* [PROBLEM DESCRIPTION]: In your copy, leave out the pictures; write out all the data exactly.

Stored data
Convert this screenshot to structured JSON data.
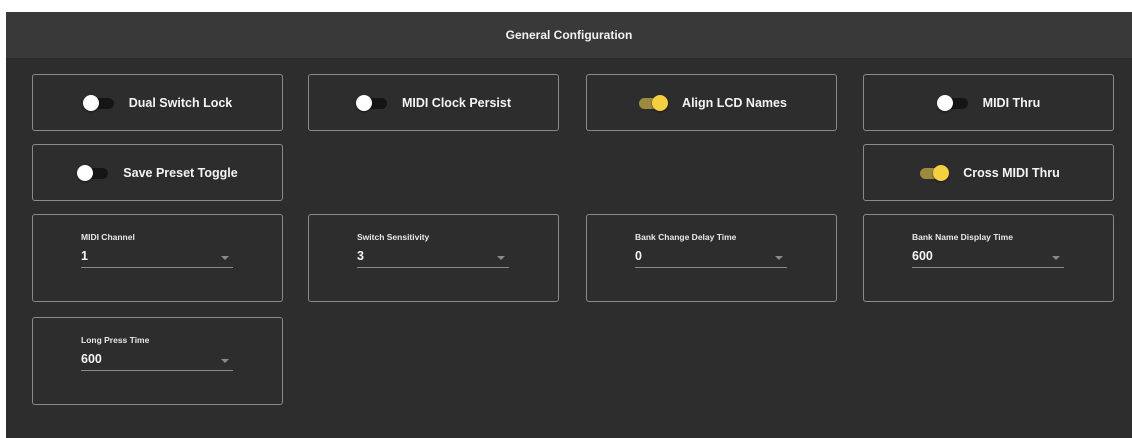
{
  "header": {
    "title": "General Configuration"
  },
  "toggles": [
    {
      "label": "Dual Switch Lock",
      "on": false
    },
    {
      "label": "MIDI Clock Persist",
      "on": false
    },
    {
      "label": "Align LCD Names",
      "on": true
    },
    {
      "label": "MIDI Thru",
      "on": false
    },
    {
      "label": "Save Preset Toggle",
      "on": false
    },
    {
      "label": "Cross MIDI Thru",
      "on": true
    }
  ],
  "selects": [
    {
      "label": "MIDI Channel",
      "value": "1"
    },
    {
      "label": "Switch Sensitivity",
      "value": "3"
    },
    {
      "label": "Bank Change Delay Time",
      "value": "0"
    },
    {
      "label": "Bank Name Display Time",
      "value": "600"
    },
    {
      "label": "Long Press Time",
      "value": "600"
    }
  ],
  "colors": {
    "panel": "#2d2d2d",
    "header": "#393939",
    "toggle_on_thumb": "#f4cf3f",
    "toggle_on_track": "#9c8a3e",
    "toggle_off_thumb": "#ffffff"
  }
}
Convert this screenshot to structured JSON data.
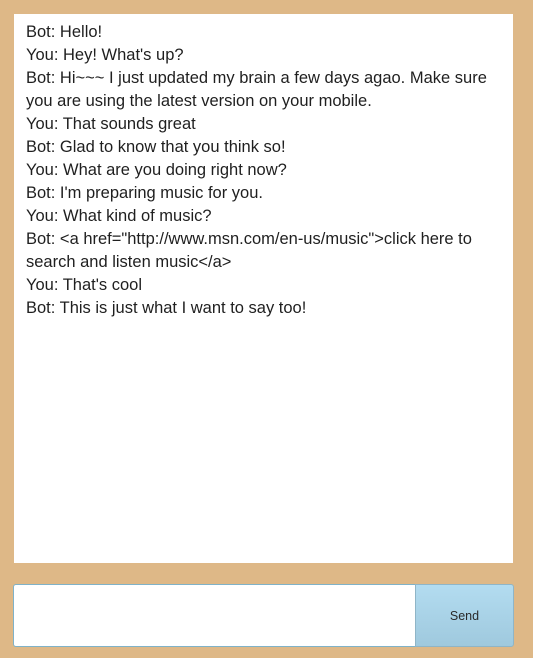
{
  "chat": {
    "messages": [
      "Bot: Hello!",
      "You: Hey! What's up?",
      "Bot: Hi~~~ I just updated my brain a few days agao. Make sure you are using the latest version on your mobile.",
      "You: That sounds great",
      "Bot: Glad to know that you think so!",
      "You: What are you doing right now?",
      "Bot: I'm preparing music for you.",
      "You: What kind of music?",
      "Bot: <a href=\"http://www.msn.com/en-us/music\">click here to search and listen music</a>",
      "You: That's cool",
      "Bot: This is just what I want to say too!"
    ]
  },
  "composer": {
    "input_value": "",
    "send_label": "Send"
  }
}
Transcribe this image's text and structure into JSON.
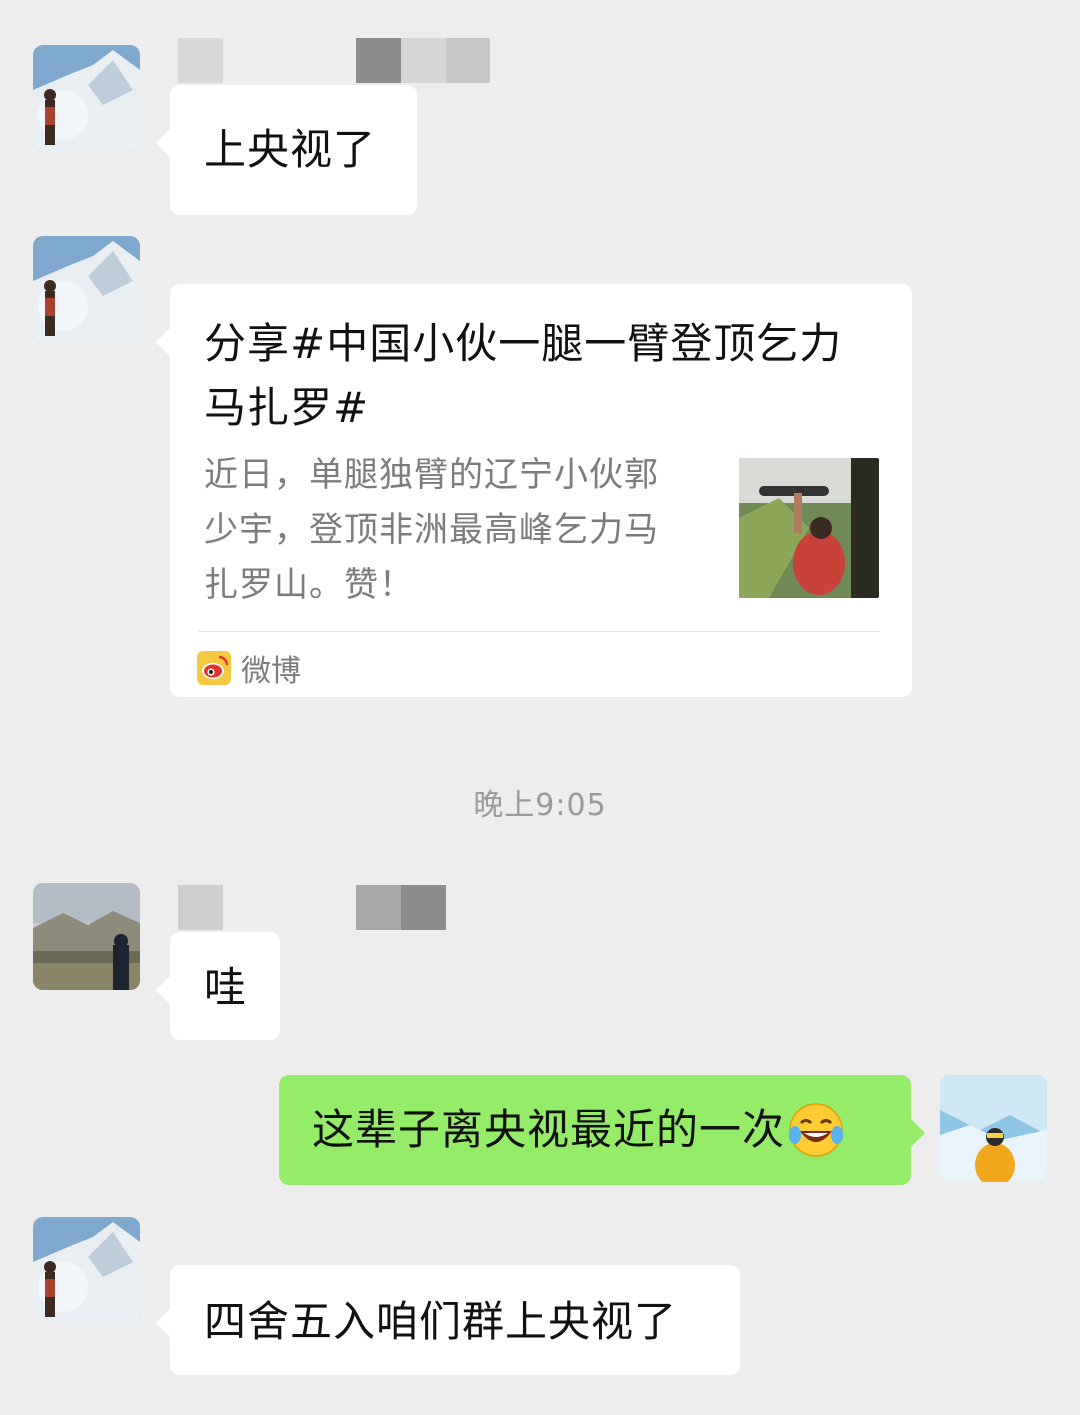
{
  "messages": [
    {
      "text": "上央视了"
    },
    {
      "card": {
        "title": "分享#中国小伙一腿一臂登顶乞力马扎罗#",
        "description": "近日，单腿独臂的辽宁小伙郭少宇，登顶非洲最高峰乞力马扎罗山。赞！",
        "source": "微博"
      }
    },
    {
      "text": "哇"
    },
    {
      "text": "这辈子离央视最近的一次",
      "emoji": "laughing-tears-icon"
    },
    {
      "text": "四舍五入咱们群上央视了"
    }
  ],
  "timestamp": "晚上9:05",
  "colors": {
    "background": "#ededed",
    "bubble_incoming": "#ffffff",
    "bubble_outgoing": "#95ec69",
    "secondary_text": "#7c7c7c"
  }
}
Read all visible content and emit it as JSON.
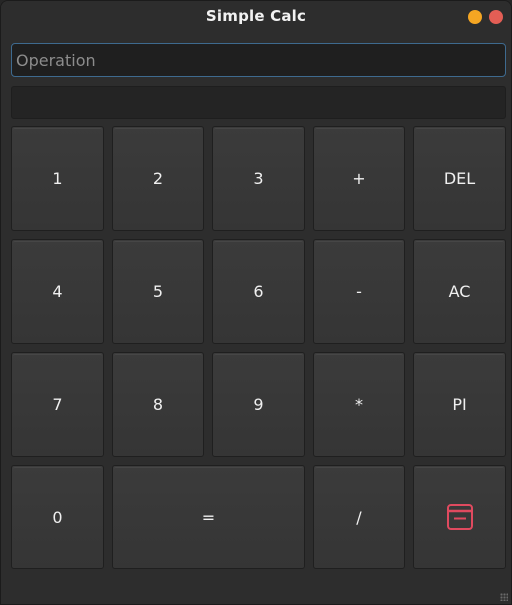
{
  "window": {
    "title": "Simple Calc"
  },
  "operation_input": {
    "value": "",
    "placeholder": "Operation"
  },
  "result_display": {
    "value": ""
  },
  "keys": {
    "k1": "1",
    "k2": "2",
    "k3": "3",
    "plus": "+",
    "del": "DEL",
    "k4": "4",
    "k5": "5",
    "k6": "6",
    "minus": "-",
    "ac": "AC",
    "k7": "7",
    "k8": "8",
    "k9": "9",
    "multiply": "*",
    "pi": "PI",
    "k0": "0",
    "equals": "=",
    "divide": "/",
    "last_key_icon": "calendar-minus-icon"
  },
  "colors": {
    "minimize_button": "#f5a623",
    "close_button": "#e35e55",
    "icon_accent": "#e04a5f",
    "input_focus_border": "#3e6a8f"
  }
}
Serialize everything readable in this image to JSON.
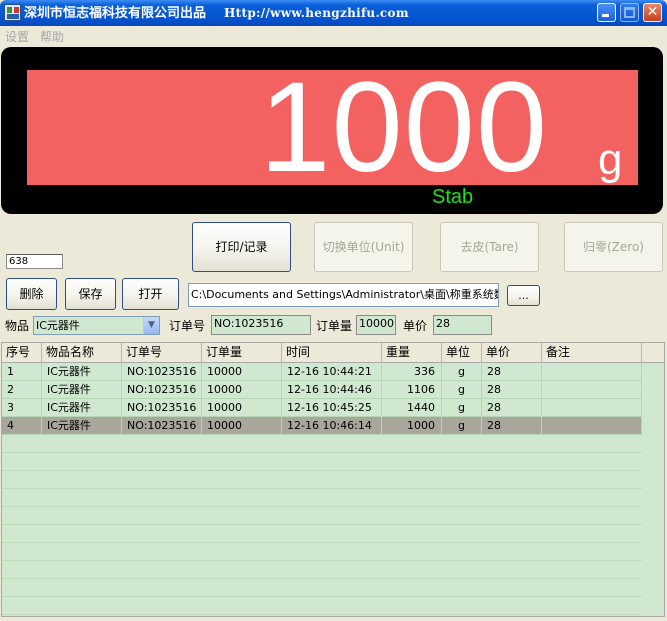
{
  "window": {
    "title": "深圳市恒志福科技有限公司出品",
    "url": "Http://www.hengzhifu.com"
  },
  "menu": [
    "设置",
    "帮助"
  ],
  "display": {
    "weight": "1000",
    "unit": "g",
    "status": "Stab",
    "screen_color": "#f36161"
  },
  "controls": {
    "print_record": "打印/记录",
    "switch_unit": "切换单位(Unit)",
    "tare": "去皮(Tare)",
    "zero": "归零(Zero)",
    "delete": "删除",
    "save": "保存",
    "open": "打开",
    "browse": "...",
    "value_field": "638",
    "file_path": "C:\\Documents and Settings\\Administrator\\桌面\\称重系统数据("
  },
  "item_row": {
    "item_label": "物品",
    "item_value": "IC元器件",
    "order_label": "订单号",
    "order_value": "NO:1023516",
    "qty_label": "订单量",
    "qty_value": "10000",
    "price_label": "单价",
    "price_value": "28"
  },
  "grid": {
    "columns": [
      "序号",
      "物品名称",
      "订单号",
      "订单量",
      "时间",
      "重量",
      "单位",
      "单价",
      "备注"
    ],
    "rows": [
      {
        "no": "1",
        "name": "IC元器件",
        "order": "NO:1023516",
        "qty": "10000",
        "time": "12-16 10:44:21",
        "weight": "336",
        "unit": "g",
        "price": "28",
        "note": ""
      },
      {
        "no": "2",
        "name": "IC元器件",
        "order": "NO:1023516",
        "qty": "10000",
        "time": "12-16 10:44:46",
        "weight": "1106",
        "unit": "g",
        "price": "28",
        "note": ""
      },
      {
        "no": "3",
        "name": "IC元器件",
        "order": "NO:1023516",
        "qty": "10000",
        "time": "12-16 10:45:25",
        "weight": "1440",
        "unit": "g",
        "price": "28",
        "note": ""
      },
      {
        "no": "4",
        "name": "IC元器件",
        "order": "NO:1023516",
        "qty": "10000",
        "time": "12-16 10:46:14",
        "weight": "1000",
        "unit": "g",
        "price": "28",
        "note": ""
      }
    ],
    "selected_row": 3
  }
}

* [RESPONSE TO THE TASK]:
Convert this screenshot to structured JSON data.
{
  "header": {
    "title": "General Configuration"
  },
  "toggles": [
    {
      "label": "Dual Switch Lock",
      "on": false
    },
    {
      "label": "MIDI Clock Persist",
      "on": false
    },
    {
      "label": "Align LCD Names",
      "on": true
    },
    {
      "label": "MIDI Thru",
      "on": false
    },
    {
      "label": "Save Preset Toggle",
      "on": false
    },
    {
      "label": "Cross MIDI Thru",
      "on": true
    }
  ],
  "selects": [
    {
      "label": "MIDI Channel",
      "value": "1"
    },
    {
      "label": "Switch Sensitivity",
      "value": "3"
    },
    {
      "label": "Bank Change Delay Time",
      "value": "0"
    },
    {
      "label": "Bank Name Display Time",
      "value": "600"
    },
    {
      "label": "Long Press Time",
      "value": "600"
    }
  ],
  "colors": {
    "panel": "#2d2d2d",
    "header": "#393939",
    "toggle_on_thumb": "#f4cf3f",
    "toggle_on_track": "#9c8a3e",
    "toggle_off_thumb": "#ffffff"
  }
}
Convert this screenshot to structured JSON data.
{
  "chat": {
    "messages": [
      "Bot: Hello!",
      "You: Hey! What's up?",
      "Bot: Hi~~~ I just updated my brain a few days agao. Make sure you are using the latest version on your mobile.",
      "You: That sounds great",
      "Bot: Glad to know that you think so!",
      "You: What are you doing right now?",
      "Bot: I'm preparing music for you.",
      "You: What kind of music?",
      "Bot: <a href=\"http://www.msn.com/en-us/music\">click here to search and listen music</a>",
      "You: That's cool",
      "Bot: This is just what I want to say too!"
    ]
  },
  "composer": {
    "input_value": "",
    "send_label": "Send"
  }
}
Transcribe this image's text and structure into JSON.
{
  "messages": [
    {
      "text": "上央视了"
    },
    {
      "card": {
        "title": "分享#中国小伙一腿一臂登顶乞力马扎罗#",
        "description": "近日，单腿独臂的辽宁小伙郭少宇，登顶非洲最高峰乞力马扎罗山。赞！",
        "source": "微博"
      }
    },
    {
      "text": "哇"
    },
    {
      "text": "这辈子离央视最近的一次",
      "emoji": "laughing-tears-icon"
    },
    {
      "text": "四舍五入咱们群上央视了"
    }
  ],
  "timestamp": "晚上9:05",
  "colors": {
    "background": "#ededed",
    "bubble_incoming": "#ffffff",
    "bubble_outgoing": "#95ec69",
    "secondary_text": "#7c7c7c"
  }
}
Read all visible content and emit it as JSON.
{
  "window": {
    "title": "Simple Calc"
  },
  "operation_input": {
    "value": "",
    "placeholder": "Operation"
  },
  "result_display": {
    "value": ""
  },
  "keys": {
    "k1": "1",
    "k2": "2",
    "k3": "3",
    "plus": "+",
    "del": "DEL",
    "k4": "4",
    "k5": "5",
    "k6": "6",
    "minus": "-",
    "ac": "AC",
    "k7": "7",
    "k8": "8",
    "k9": "9",
    "multiply": "*",
    "pi": "PI",
    "k0": "0",
    "equals": "=",
    "divide": "/",
    "last_key_icon": "calendar-minus-icon"
  },
  "colors": {
    "minimize_button": "#f5a623",
    "close_button": "#e35e55",
    "icon_accent": "#e04a5f",
    "input_focus_border": "#3e6a8f"
  }
}
Serialize everything readable in this image to JSON.
{
  "window": {
    "title": "深圳市恒志福科技有限公司出品",
    "url": "Http://www.hengzhifu.com"
  },
  "menu": [
    "设置",
    "帮助"
  ],
  "display": {
    "weight": "1000",
    "unit": "g",
    "status": "Stab",
    "screen_color": "#f36161"
  },
  "controls": {
    "print_record": "打印/记录",
    "switch_unit": "切换单位(Unit)",
    "tare": "去皮(Tare)",
    "zero": "归零(Zero)",
    "delete": "删除",
    "save": "保存",
    "open": "打开",
    "browse": "...",
    "value_field": "638",
    "file_path": "C:\\Documents and Settings\\Administrator\\桌面\\称重系统数据("
  },
  "item_row": {
    "item_label": "物品",
    "item_value": "IC元器件",
    "order_label": "订单号",
    "order_value": "NO:1023516",
    "qty_label": "订单量",
    "qty_value": "10000",
    "price_label": "单价",
    "price_value": "28"
  },
  "grid": {
    "columns": [
      "序号",
      "物品名称",
      "订单号",
      "订单量",
      "时间",
      "重量",
      "单位",
      "单价",
      "备注"
    ],
    "rows": [
      {
        "no": "1",
        "name": "IC元器件",
        "order": "NO:1023516",
        "qty": "10000",
        "time": "12-16 10:44:21",
        "weight": "336",
        "unit": "g",
        "price": "28",
        "note": ""
      },
      {
        "no": "2",
        "name": "IC元器件",
        "order": "NO:1023516",
        "qty": "10000",
        "time": "12-16 10:44:46",
        "weight": "1106",
        "unit": "g",
        "price": "28",
        "note": ""
      },
      {
        "no": "3",
        "name": "IC元器件",
        "order": "NO:1023516",
        "qty": "10000",
        "time": "12-16 10:45:25",
        "weight": "1440",
        "unit": "g",
        "price": "28",
        "note": ""
      },
      {
        "no": "4",
        "name": "IC元器件",
        "order": "NO:1023516",
        "qty": "10000",
        "time": "12-16 10:46:14",
        "weight": "1000",
        "unit": "g",
        "price": "28",
        "note": ""
      }
    ],
    "selected_row": 3
  }
}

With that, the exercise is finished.